During my time with Dr. Lane, a mutual friend called to ask if we would be interested in visiting the suboxone clinic that she directed to test all of the patients for hepatitis C. An idea was born!
How do you do community outreach for those who suffer from hepatitis C?
Scholz: We facilitate community outreach for those that suffer from hepatitis C by meeting people where they are, plain and simple. Our dedication and passion are front and center every day.
I think it is very important to offer hepatitis C testing in facilities that a person is already engaging with. Whether that be an addiction medicine clinic, inpatient or outpatient rehabs, drug and alcohol counseling program, halfway or three-quarter houses, transitional housing, homeless shelter, or incarceration facility, we offer education, testing, and linkage-to-care partnerships to any facility that is interested in offering their patients these life changing services.
Stewart: We have a team of medical assistants that go out in the field, and test patients. We get involved with community events such as safety events, and community outreach/education. It is extremely important to go out into the field and reach the patients. There may be many patients who are scared and afraid to come forward. They may already feel ostracized from the community so we go to them and get them help. They are already stigmatized enough. There may also be patients with transportation issues so we make it convenient for easy hep C and STD testing.
Do you organize/rely on community programs/support programs? Or are you mostly responsible for organizing testing sites?
Scholz: I spend much of my time setting up partnerships with providers and directors of addiction recovery facilities, increasing our testing sites, organizing educational and testing programs/events focused on harm reduction, testing, and most importantly, linking these folks to the hepatitis C cure.
Why do you think it is important to have available, easy testing for hepatitis C?
Scholz: There are so many barriers to health care today. Lack of awareness of services, availability of services, inadequate or no insurance, high cost, and lack of transportation just to name a few. Additionally, more barriers exist with certain types of "sensitive" conditions associated with fear, stigma, and judgement. The faster, easier, and more culturally sensitive our team can make the testing and linkage-to-care process, the more people are willing to engage.
What are some things you have accomplished as a team? What are some of your goals, long-term?
Scholz: We now have over 150 testing site partnerships in 14 Pennsylvania counties and five Ohio counties.

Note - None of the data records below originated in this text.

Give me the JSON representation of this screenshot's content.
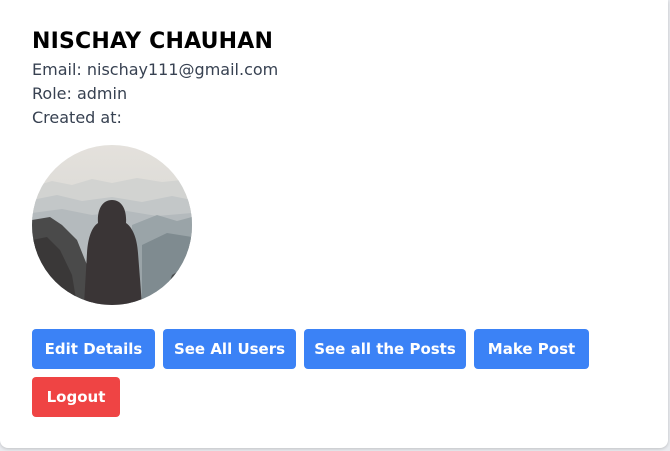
{
  "profile": {
    "name": "NISCHAY CHAUHAN",
    "email_line": "Email: nischay111@gmail.com",
    "role_line": "Role: admin",
    "created_line": "Created at:"
  },
  "avatar": {
    "icon": "hooded-figure-mountains-photo"
  },
  "actions": {
    "edit_details": "Edit Details",
    "see_all_users": "See All Users",
    "see_all_posts": "See all the Posts",
    "make_post": "Make Post",
    "logout": "Logout"
  },
  "colors": {
    "primary_button": "#3b82f6",
    "danger_button": "#ef4444",
    "text": "#374151",
    "heading": "#000000"
  }
}
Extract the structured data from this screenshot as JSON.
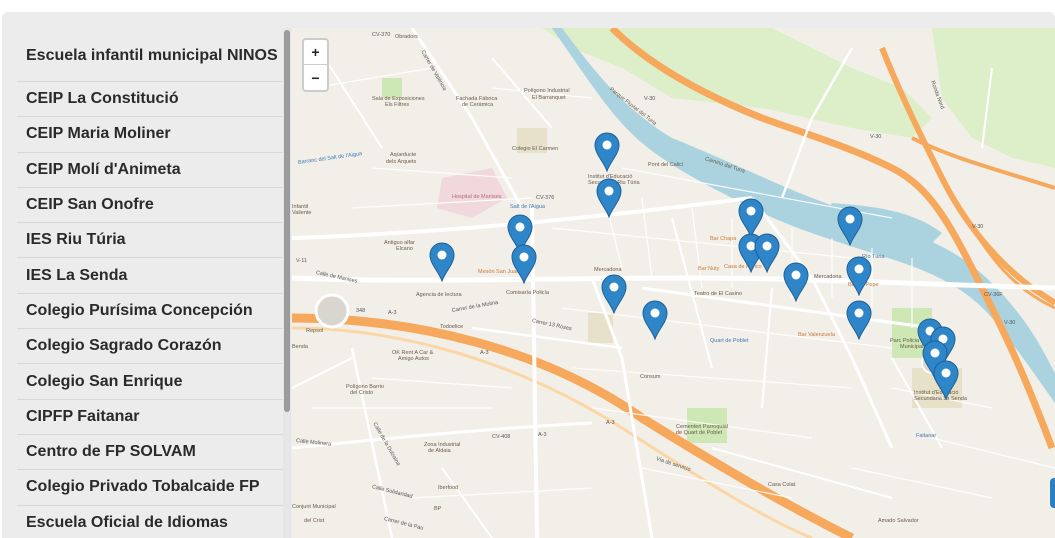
{
  "sidebar": {
    "items": [
      {
        "label": "Escuela infantil municipal NINOS"
      },
      {
        "label": "CEIP La Constitució"
      },
      {
        "label": "CEIP Maria Moliner"
      },
      {
        "label": "CEIP Molí d'Animeta"
      },
      {
        "label": "CEIP San Onofre"
      },
      {
        "label": "IES Riu Túria"
      },
      {
        "label": "IES La Senda"
      },
      {
        "label": "Colegio Purísima Concepción"
      },
      {
        "label": "Colegio Sagrado Corazón"
      },
      {
        "label": "Colegio San Enrique"
      },
      {
        "label": "CIPFP Faitanar"
      },
      {
        "label": "Centro de FP SOLVAM"
      },
      {
        "label": "Colegio Privado Tobalcaide FP"
      },
      {
        "label": "Escuela Oficial de Idiomas"
      }
    ]
  },
  "zoom": {
    "in_label": "+",
    "out_label": "−"
  },
  "map": {
    "colors": {
      "river": "#aad3df",
      "highway": "#f6a85c",
      "park": "#cde8b4",
      "road": "#ffffff",
      "land": "#f2efe9",
      "marker": "#2e86c9"
    },
    "labels": {
      "obradors": "Obradors",
      "carrer_valencia": "Carrer de València",
      "sala_exposiciones": "Sala de Exposiciones",
      "els_filtres": "Els Filtres",
      "fachada_fabrica": "Fachada Fábrica",
      "de_ceramica": "de Cerámica",
      "poligono_barranquet": "Polígono Industrial",
      "el_barranquet": "El Barranquet",
      "parque_fluvial": "Parque Fluvial del Turia",
      "camino_turia": "Camino del Turia",
      "colegio_carmen": "Colegio El Carmen",
      "aqueducte": "Aqüeducte",
      "dels_arquets": "dels Arquets",
      "barranc": "Barranc del Salt de l'Aigua",
      "hospital": "Hospital de Manises",
      "salt_aigua": "Salt de l'Aigua",
      "pont_calici": "Pont del Calici",
      "parque_turia": "Parque Natural del Turia",
      "instituto_riu": "Institut d'Educació",
      "secundaria_riu": "Secundària Riu Túria",
      "bar_chapa": "Bar Chapa",
      "bar_nuty": "Bar Nuty",
      "casa_perico": "Casa de Perico",
      "mercadona_1": "Mercadona",
      "mercadona_2": "Mercadona",
      "bar_pepe": "Bar de Pepe",
      "antiguo_alfar": "Antiguo alfar",
      "elcano": "Elcano",
      "infantil_valiente": "Infantil",
      "infantil_valiente2": "Valiente",
      "meson": "Mesón San Juan",
      "comisaria": "Comisaría Policía",
      "calle_manises": "Calle de Manises",
      "agencia": "Agencia de lectura",
      "carrer_molina": "Carrer de la Molina",
      "carrer_13_roses": "Carrer 13 Roses",
      "teatro": "Teatro de El Casino",
      "todoelice": "Todoelice",
      "repsol": "Repsol",
      "ok_rent": "OK Rent A Car &",
      "amigo_autos": "Amigo Autos",
      "benda": "Benda",
      "poligono_cristo": "Polígono Barrio",
      "del_cristo": "del Cristo",
      "quart_poblet": "Quart de Poblet",
      "bar_valenzuela": "Bar Valenzuela",
      "consum": "Consum",
      "parc_policia": "Parc Policia",
      "municipal": "Municipal",
      "instituto_senda": "Institut d'Educació",
      "secundaria_senda": "Secundària La Senda",
      "faitanar": "Faitanar",
      "cementeri": "Cementeri Parroquial",
      "de_quart": "de Quart de Poblet",
      "via_servicio": "Vía de servicio",
      "zona_industrial": "Zona Industrial",
      "de_aldaia": "de Aldaia",
      "calle_solidaridad": "Calle Solidaridad",
      "iberfood": "Iberfood",
      "bp": "BP",
      "carrer_pau": "Carrer de la Pau",
      "amado_salvador": "Amado Salvador",
      "casa_colat": "Casa Colat",
      "rio_turia": "Río Túria",
      "calle_molinera": "Calle Molinera",
      "calle_dulzaina": "Calle de la Dulzaina",
      "conj_municipal": "Conjunt Municipal",
      "de_cristo": "del Crist",
      "ronda_nord": "Ronda Nord",
      "cv_370": "CV-370",
      "cv_376": "CV-376",
      "v_30a": "V-30",
      "v_30b": "V-30",
      "v_30c": "V-30",
      "v_30d": "V-30",
      "v_11": "V-11",
      "cv_36f": "CV-36F",
      "cv_408": "CV-408",
      "a3a": "A-3",
      "a3b": "A-3",
      "a3c": "A-3",
      "a3d": "A-3",
      "n348": "348"
    },
    "markers": [
      {
        "name": "marker-riu-turia-1"
      },
      {
        "name": "marker-riu-turia-2"
      },
      {
        "name": "marker-salt-aigua"
      },
      {
        "name": "marker-meson"
      },
      {
        "name": "marker-agencia"
      },
      {
        "name": "marker-mercadona"
      },
      {
        "name": "marker-carrer-13-roses"
      },
      {
        "name": "marker-bar-chapa"
      },
      {
        "name": "marker-casa-perico-1"
      },
      {
        "name": "marker-casa-perico-2"
      },
      {
        "name": "marker-mercadona-east"
      },
      {
        "name": "marker-rio-turia"
      },
      {
        "name": "marker-bar-pepe"
      },
      {
        "name": "marker-bar-valenzuela"
      },
      {
        "name": "marker-parc-1"
      },
      {
        "name": "marker-parc-2"
      },
      {
        "name": "marker-parc-3"
      },
      {
        "name": "marker-parc-4"
      }
    ]
  }
}
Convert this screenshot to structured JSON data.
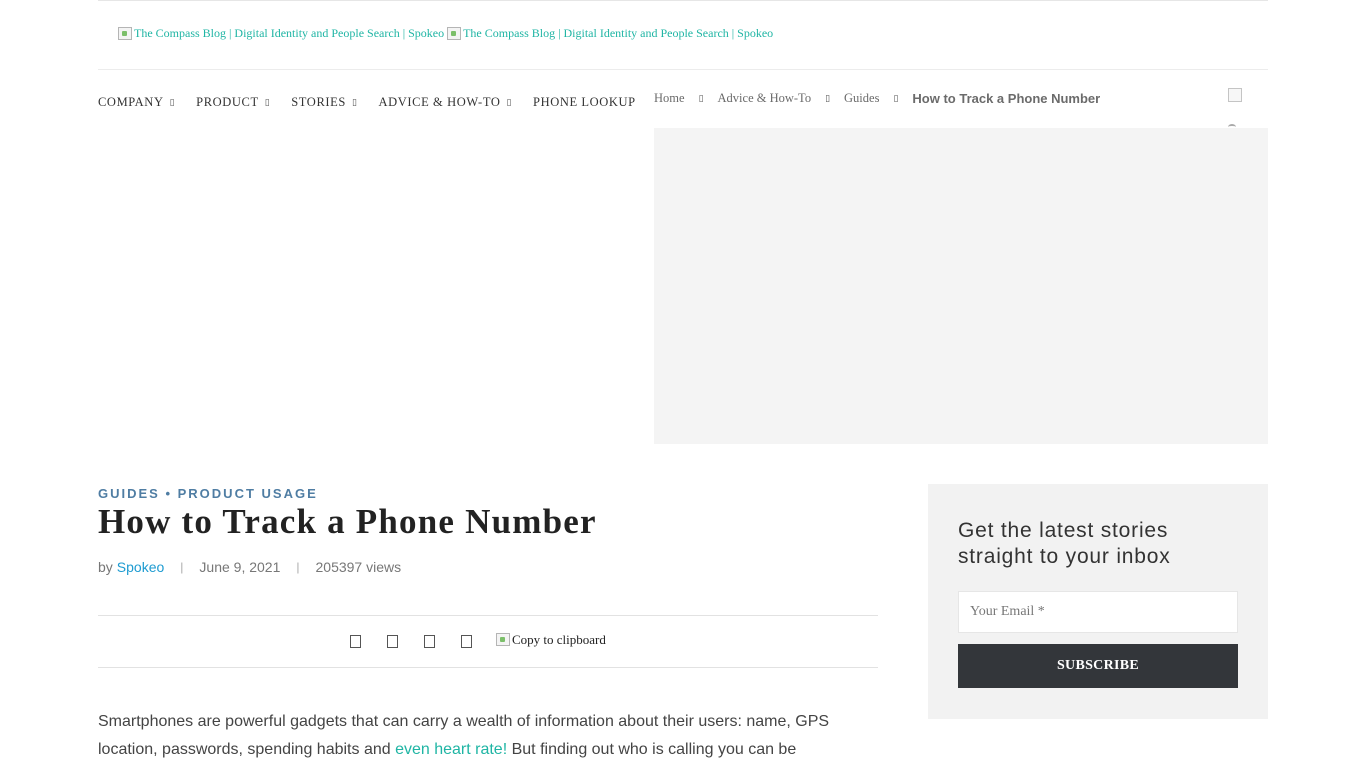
{
  "header": {
    "logo_alt": "The Compass Blog | Digital Identity and People Search | Spokeo",
    "logo_alt_2": "The Compass Blog | Digital Identity and People Search | Spokeo"
  },
  "nav": {
    "items": [
      {
        "label": "COMPANY"
      },
      {
        "label": "PRODUCT"
      },
      {
        "label": "STORIES"
      },
      {
        "label": "ADVICE & HOW-TO"
      },
      {
        "label": "PHONE LOOKUP"
      }
    ]
  },
  "breadcrumb": {
    "items": [
      "Home",
      "Advice & How-To",
      "Guides"
    ],
    "current": "How to Track a Phone Number"
  },
  "article": {
    "categories": "GUIDES • PRODUCT USAGE",
    "title": "How to Track a Phone Number",
    "by": "by",
    "author": "Spokeo",
    "date": "June 9, 2021",
    "views": "205397 views",
    "copy_label": "Copy to clipboard",
    "body_part1": "Smartphones are powerful gadgets that can carry a wealth of information about their users: name, GPS location, passwords, spending habits and ",
    "body_link": "even heart rate!",
    "body_part2": "  But finding out who is calling you can be"
  },
  "newsletter": {
    "title": "Get the latest stories straight to your inbox",
    "email_placeholder": "Your Email *",
    "subscribe_label": "SUBSCRIBE"
  },
  "colors": {
    "accent_teal": "#1fb5a4",
    "category_blue": "#4f7da3",
    "author_link": "#1d9bd1",
    "subscribe_bg": "#33363a"
  }
}
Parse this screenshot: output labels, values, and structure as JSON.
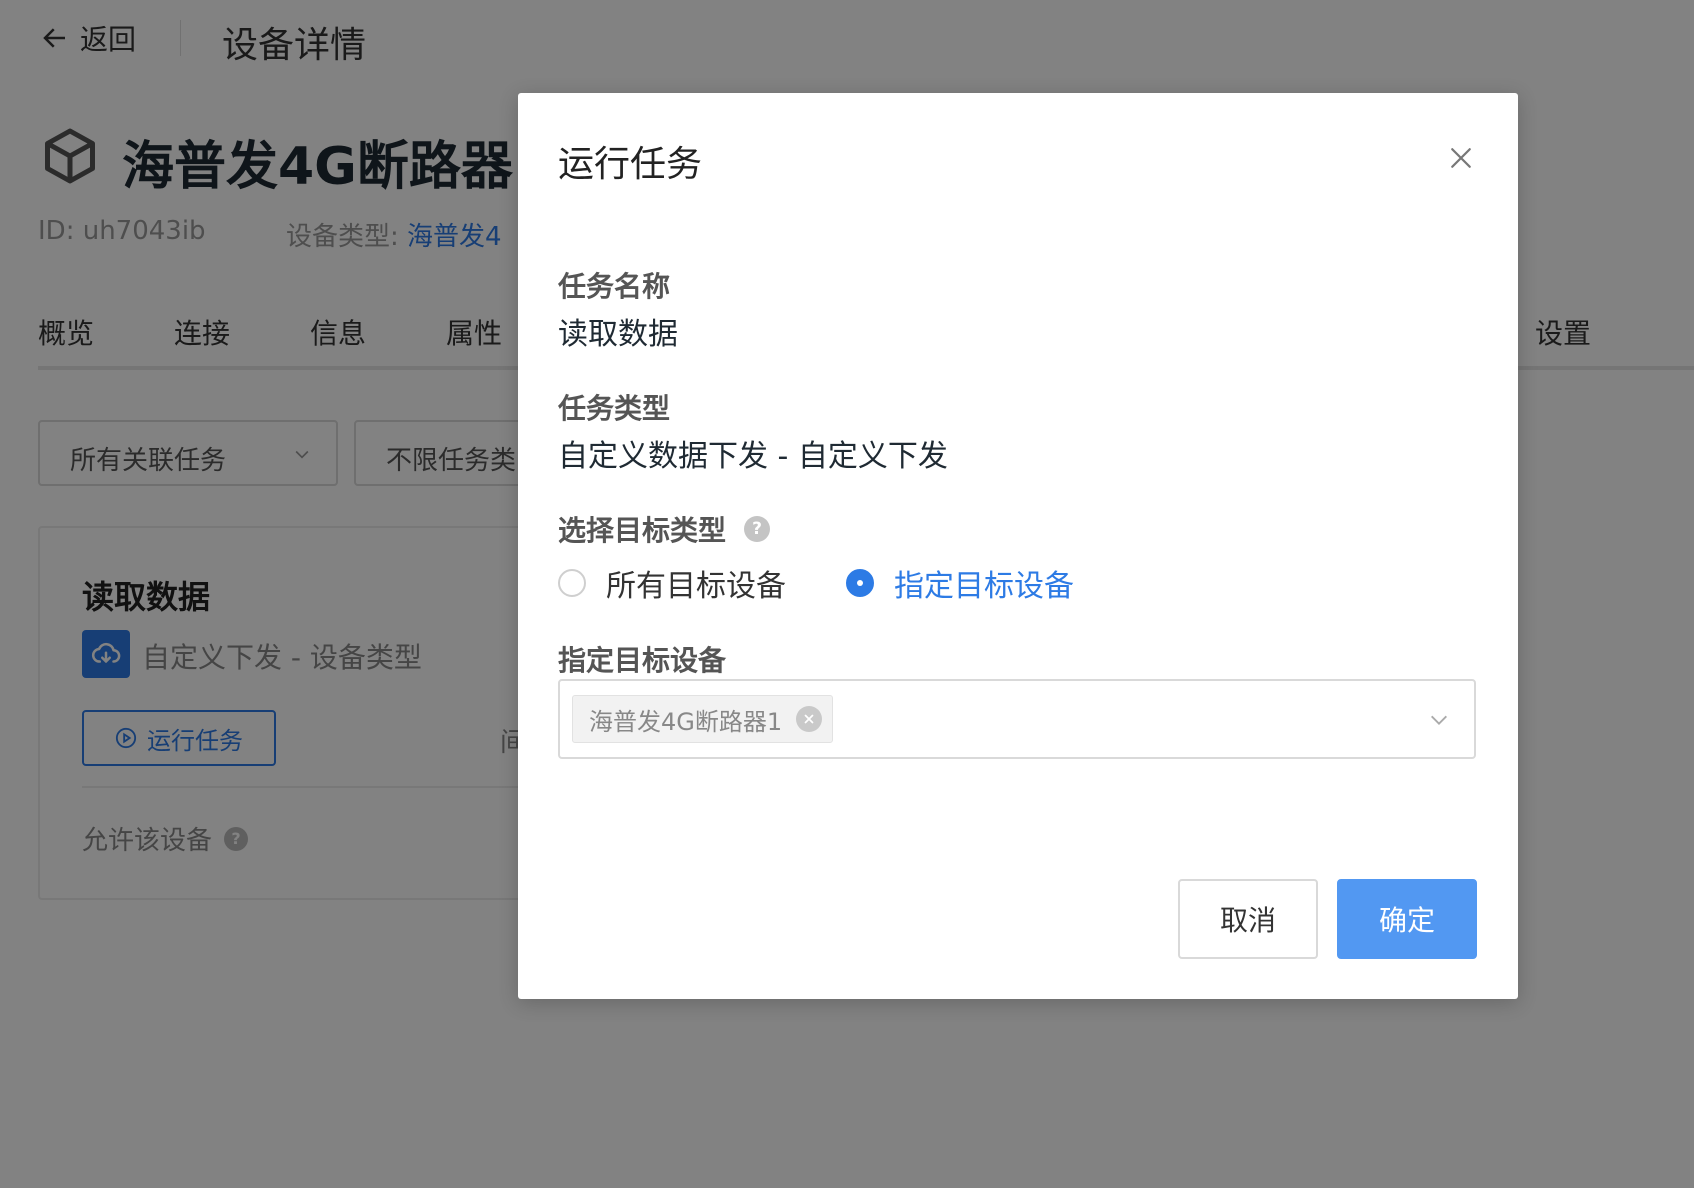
{
  "header": {
    "back_label": "返回",
    "page_title": "设备详情"
  },
  "device": {
    "name": "海普发4G断路器1",
    "id_text": "ID: uh7043ib",
    "type_label": "设备类型: ",
    "type_value": "海普发4"
  },
  "tabs": [
    {
      "label": "概览"
    },
    {
      "label": "连接"
    },
    {
      "label": "信息"
    },
    {
      "label": "属性"
    },
    {
      "label": "设置"
    }
  ],
  "filters": {
    "all_tasks": "所有关联任务",
    "task_type": "不限任务类"
  },
  "task_card": {
    "title": "读取数据",
    "type_text": "自定义下发 - 设备类型",
    "run_label": "运行任务",
    "partial_text": "间",
    "allow_text": "允许该设备",
    "help_mark": "?"
  },
  "modal": {
    "title": "运行任务",
    "task_name_label": "任务名称",
    "task_name_value": "读取数据",
    "task_type_label": "任务类型",
    "task_type_value": "自定义数据下发 - 自定义下发",
    "target_type_label": "选择目标类型",
    "help_mark": "?",
    "radio_all": "所有目标设备",
    "radio_specified": "指定目标设备",
    "selected_radio": "指定目标设备",
    "target_devices_label": "指定目标设备",
    "selected_tags": [
      "海普发4G断路器1"
    ],
    "cancel_label": "取消",
    "ok_label": "确定"
  },
  "colors": {
    "primary": "#2d7be5",
    "ok_button": "#5298f2",
    "overlay": "rgba(0,0,0,0.49)"
  },
  "icons": {
    "back": "arrow-left-icon",
    "device": "cube-icon",
    "task_type": "cloud-download-icon",
    "run": "play-circle-icon",
    "close": "close-icon",
    "dropdown": "chevron-down-icon",
    "tag_remove": "circle-x-icon",
    "help": "question-circle-icon"
  }
}
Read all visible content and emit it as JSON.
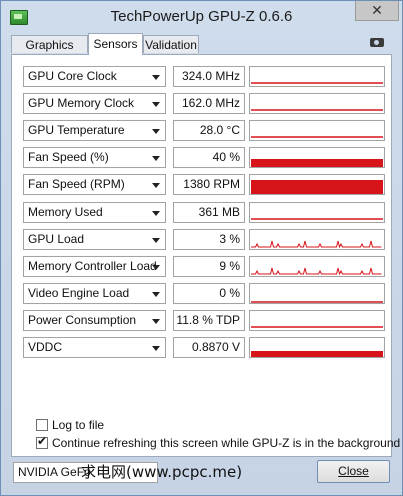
{
  "window": {
    "title": "TechPowerUp GPU-Z 0.6.6",
    "close_glyph": "✕"
  },
  "tabs": [
    {
      "label": "Graphics Card"
    },
    {
      "label": "Sensors"
    },
    {
      "label": "Validation"
    }
  ],
  "sensors": [
    {
      "name": "GPU Core Clock",
      "value": "324.0 MHz",
      "level": 0.12,
      "style": "line"
    },
    {
      "name": "GPU Memory Clock",
      "value": "162.0 MHz",
      "level": 0.08,
      "style": "line"
    },
    {
      "name": "GPU Temperature",
      "value": "28.0 °C",
      "level": 0.1,
      "style": "line"
    },
    {
      "name": "Fan Speed (%)",
      "value": "40 %",
      "level": 0.4,
      "style": "bar"
    },
    {
      "name": "Fan Speed (RPM)",
      "value": "1380 RPM",
      "level": 0.72,
      "style": "bar"
    },
    {
      "name": "Memory Used",
      "value": "361 MB",
      "level": 0.1,
      "style": "line"
    },
    {
      "name": "GPU Load",
      "value": "3 %",
      "level": 0.03,
      "style": "spiky"
    },
    {
      "name": "Memory Controller Load",
      "value": "9 %",
      "level": 0.05,
      "style": "spiky"
    },
    {
      "name": "Video Engine Load",
      "value": "0 %",
      "level": 0.0,
      "style": "line"
    },
    {
      "name": "Power Consumption",
      "value": "11.8 % TDP",
      "level": 0.12,
      "style": "line"
    },
    {
      "name": "VDDC",
      "value": "0.8870 V",
      "level": 0.3,
      "style": "bar"
    }
  ],
  "options": {
    "log_to_file": {
      "label": "Log to file",
      "checked": false
    },
    "continue_refresh": {
      "label": "Continue refreshing this screen while GPU-Z is in the background",
      "checked": true
    }
  },
  "footer": {
    "gpu_name": "NVIDIA GeFo",
    "close_label": "Close",
    "watermark": "求电网(www.pcpc.me)"
  },
  "colors": {
    "graph": "#d7141a"
  },
  "icons": {
    "app": "gpu-z-icon",
    "screenshot": "camera-icon",
    "dropdown": "chevron-down-icon"
  }
}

We have tested over 8,200 people for hepatitis C and have cured close to 3,000 of these folks! Most importantly, we feel we are saving lives! Hepatitis C is a serious health condition that we call the "silent killer." The longer a person lives with this liver virus, the more scarring is caused in the liver, and eventually this progresses to cirrhosis of the liver. Once this happens the damage of the liver starts to cause major problems. If we can cure everyone with hepatitis C, this serious progression will be avoided.
Stewart: I am a rookie in infectious disease; therefore, I learn something new every day. We have a fantastic team and I am so proud to be a part of it. My goal is continuing support, and education for our patients, and the community as a whole.